Damon Lindelof Admits That Whole Khan Thing in ‘Star Trek Into Darkness’ Was Mishandled
The mystery box is working out pretty well for J.J. Abrams right now on Star Wars: The Force Awakens, thanks to a sizable fan base that doesn’t want to know too much about the exciting new franchise installment and the marketing geniuses at Disney and Lucasfilm (though they could stand to slow it down just a little). But that wasn’t always the case — it wasn’t long ago that Abrams’ mystery box backfired with Star Trek Into Darkness, and now screenwriter Damon Lindelof is admitting they made a pretty big mistake.
Lindelof is also handling mystery a bit better these days, with The Leftovers becoming one of the most incredible, must-see dramas on television in its current second season. It seems like the writer has learned a lot from his time working with Abrams on LOST and the Star Trek films — less is more, perhaps.
Speaking of which, Abrams and Lindelof endured some serious backlash for Star Trek Into Darkness when they cast Benedict Cumberbatch as a new version of classic Trek foe Khan, only to perpetually deny that casting to fans and press alike. The more they denied the involvement of Khan, the worse things got, particularly since everyone knew who Cumberbatch was playing.
In an interview with Variety, Lindelof readily cops to the mistake:
When we did Star Trek Into Darkness for example, we decided that we weren’t going to tell people that Benedict Cumberbatch was playing Khan. And that was a mistake, because the audience was like, “We know he’s playing Khan.” That was why it was a mistake. But J.J. [Abrams] is telling us nothing about the new Star Wars movie and we love it. I’ve not come across a single person who’s like, “I wish I knew a little bit more.” We are like, ‘Thank God he’s protecting us from all the things that will be revealed in the movie theater.”

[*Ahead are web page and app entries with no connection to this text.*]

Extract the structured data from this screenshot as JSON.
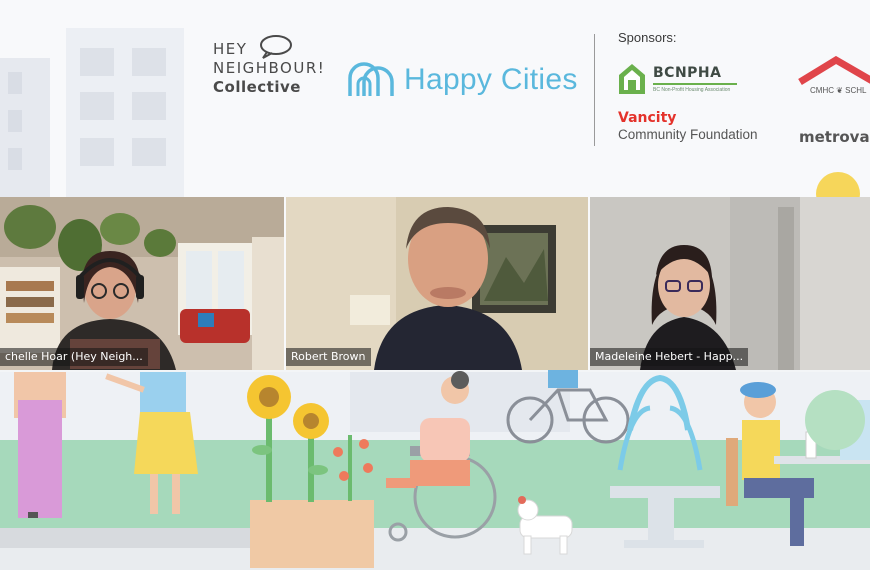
{
  "banner": {
    "hey_neighbour": {
      "line1": "HEY",
      "line2": "NEIGHBOUR!",
      "line3": "Collective"
    },
    "happy_cities": "Happy Cities",
    "sponsors_label": "Sponsors:",
    "bcnpha": {
      "name": "BCNPHA",
      "subtitle": "BC Non-Profit Housing Association"
    },
    "vancity": {
      "name": "Vancity",
      "subtitle": "Community Foundation"
    },
    "cmhc": "CMHC ❦ SCHL",
    "metro": "metrovancouver"
  },
  "participants": [
    {
      "name": "Michelle Hoar (Hey Neigh...",
      "display": "chelle Hoar (Hey Neigh..."
    },
    {
      "name": "Robert Brown",
      "display": "Robert Brown"
    },
    {
      "name": "Madeleine Hebert - Happ...",
      "display": "Madeleine Hebert - Happ..."
    }
  ],
  "colors": {
    "happy_blue": "#5ab8dd",
    "vancity_red": "#e4322b",
    "bcnpha_green": "#6ab04c",
    "cmhc_red": "#e0454a",
    "ground_green": "#9fd4b6"
  }
}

Lindelof also discusses the difficulties of reserving big reveals for the actual viewing experience — not an easy feat when websites and trades are constantly reporting on every little detail or set photo, and cameos are no longer surprises because we know about them a year in advance:

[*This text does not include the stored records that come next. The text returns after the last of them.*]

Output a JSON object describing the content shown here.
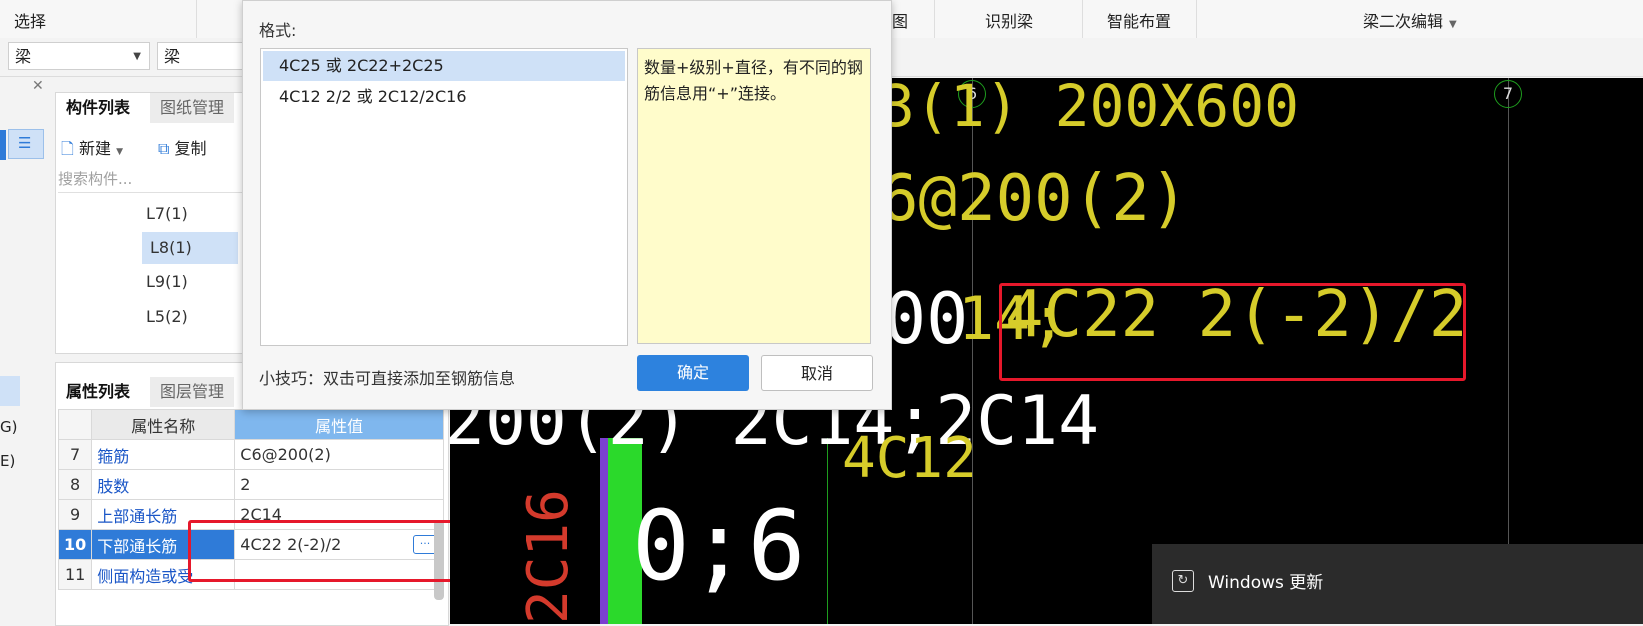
{
  "ribbon": {
    "select_label": "选择",
    "partial_label": "图",
    "identify_beam": "识别梁",
    "smart_layout": "智能布置",
    "beam_secondary_edit": "梁二次编辑"
  },
  "toolbar": {
    "combo1_value": "梁",
    "combo2_value": "梁"
  },
  "left_strip": {
    "text_g": "G)",
    "text_e": "E)"
  },
  "component_panel": {
    "tab_active": "构件列表",
    "tab_inactive": "图纸管理",
    "new_label": "新建",
    "copy_label": "复制",
    "search_placeholder": "搜索构件...",
    "items": [
      "L7(1)",
      "L8(1)",
      "L9(1)",
      "L5(2)"
    ],
    "selected_index": 1
  },
  "property_panel": {
    "tab_active": "属性列表",
    "tab_inactive": "图层管理",
    "col_name": "属性名称",
    "col_value": "属性值",
    "rows": [
      {
        "num": "7",
        "name": "箍筋",
        "value": "C6@200(2)"
      },
      {
        "num": "8",
        "name": "肢数",
        "value": "2"
      },
      {
        "num": "9",
        "name": "上部通长筋",
        "value": "2C14"
      },
      {
        "num": "10",
        "name": "下部通长筋",
        "value": "4C22 2(-2)/2"
      },
      {
        "num": "11",
        "name": "侧面构造或受",
        "value": ""
      }
    ],
    "ellipsis": "···"
  },
  "dialog": {
    "format_label": "格式:",
    "formats": [
      "4C25 或 2C22+2C25",
      "4C12 2/2 或 2C12/2C16"
    ],
    "selected_format": 0,
    "description": "数量+级别+直径，有不同的钢筋信息用“+”连接。",
    "tip": "小技巧：双击可直接添加至钢筋信息",
    "ok_label": "确定",
    "cancel_label": "取消"
  },
  "cad": {
    "axis6": "6",
    "axis7": "7",
    "line1": "3(1) 200X600",
    "line2": "6@200(2)",
    "line3_prefix": "00",
    "line3_mid": "14;",
    "line3_main": "4C22 2(-2)/2",
    "line4": "200(2) 2C14;2C14",
    "line4_sub": "4C12",
    "line5": "0;6",
    "vertical_label": "2C16"
  },
  "toast": {
    "title": "Windows 更新"
  }
}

We’re in a media culture where the audience is so sophisticated and they can crowdsource and Reddit this information — if they get a twist, you know, like the Edward James Olmos [twist] on “Dexter” or what happened recently on “The Walking Dead,” the audience basically crowdsourced exactly how [that twist could have happened] within hours of it airing. By the time it airs a month later, the audience just goes “Duh!” That’s not the storytellers’ fault. It’s just the sophistication [of the audience’s ability] to figure things out. It’s like, we’re up against this incredible creative algorithm.

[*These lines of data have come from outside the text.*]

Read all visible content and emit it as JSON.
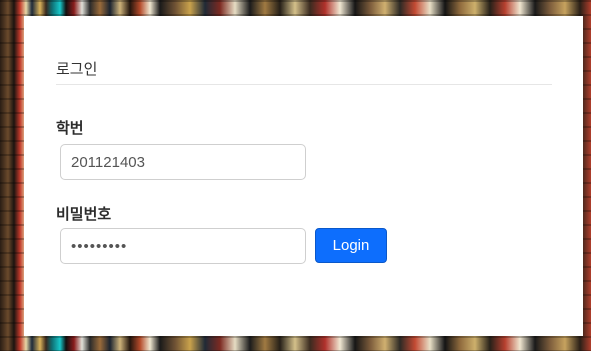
{
  "login_card": {
    "title": "로그인",
    "student_id": {
      "label": "학번",
      "value": "201121403"
    },
    "password": {
      "label": "비밀번호",
      "value": "201121403"
    },
    "login_button_label": "Login"
  },
  "colors": {
    "button_primary": "#0d6efd",
    "card_background": "#ffffff"
  }
}
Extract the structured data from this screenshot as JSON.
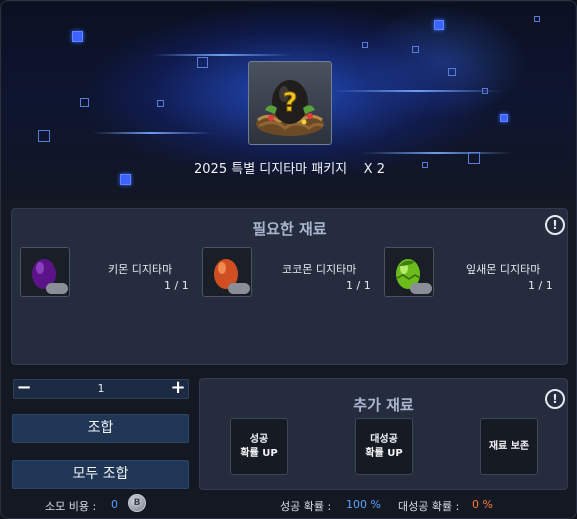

Abrams and Lindelof have both grown quite a bit since that whole Star Trek Into Darkness snafu. Star Wars: The Force Awakens looks like Abrams’ most promising effort in years, while Lindelof has ditched the forced, manufactured twists and fantastical mysteries accessorized by characters in favor of real, poignant character drama that uses mystery as an accessory.